·       The local housing market. Next, you need to look at the local housing market. What are houses going for? How in demand is the market? Is this a truly good deal, given other houses for sale in the area?

·       The local rental market. After that, you can start speculating about the potential returns you can have on this house. How many units are there and what can you justify charging for rent? The best way to approach this is to research rent prices for similar houses in the area. Would you be able to make a profit even if you charged less?

·       The future of the neighborhood. You also need to look at the neighborhood and speculate about its future. Good neighborhoods tend to be very safe, next to good schools, and with good access to transportation. They have low crime rates, high employment statistics, and clear reasons for optimism for the future.

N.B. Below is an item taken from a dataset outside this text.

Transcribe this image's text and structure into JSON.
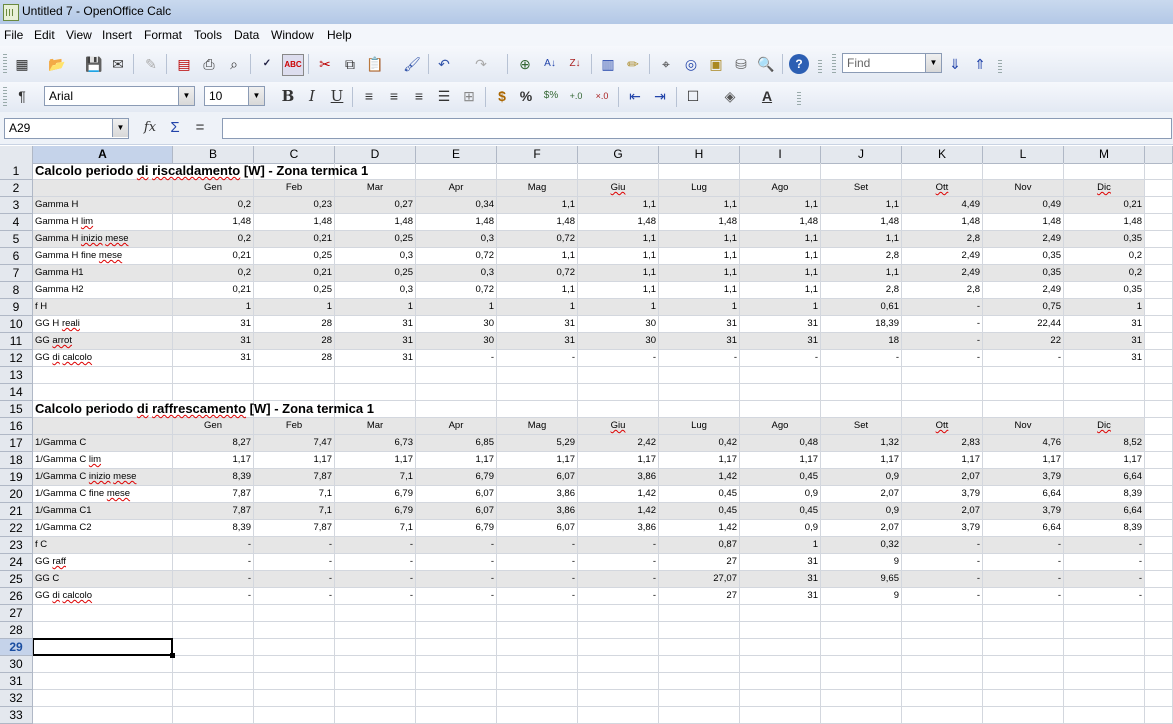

Obviously, you can’t predict the future, but you can look at current trends and speculate about how they might unfold in the coming years. Will this area be more attractive or less attractive in the future?

·       Your current finances. Much of your decision also depends on your personal finances. If you have abundant assets, reliable revenue, and an emergency fund saved already, you can afford to take some more risks. If your finances are tight and this is going to be a somewhat risky decision for you, you need to be absolutely certain the property is airtight.

·       Property tax costs. Be sure to research property tax costs, as many novice property buyers underestimate the costs of taxes. Keep in mind that property taxes often increase in popular areas on an annual basis.

·       Insurance costs. Similarly, you’ll need to look into property insurance costs. If you pay for the property in cash, insurance is technically optional, but this can protect your investment and should therefore be strongly considered. If you finance the property with a mortgage, your mortgage provider may require you to have insurance in place.

·       Maintenance costs. It’s a good idea to estimate maintenance costs as well, even if you don’t have a clear idea on how much maintenance this property will require. How much upkeep does this property need? Does it require any repairs before renters live here?

·       The condition of the property. A basic home inspection only costs a few hundred dollars, but can reveal crucial details about the condition of the property you may not notice on your own – even if you have some experience buying properties. Always secure a home inspection before finalizing the deal. If there are any standing issues, work them into your calculations and consider reducing your offer price in line with what you find.

As you can see, many of these concepts are complicated and aren’t associated with clear, black and white answers. Instead, you’ll need to consider these factors in abstract and together with each other to determine whether a given property is worth it. Even then, every property acquisition does come with risk, so do as much due diligence as you can to make an educated decision.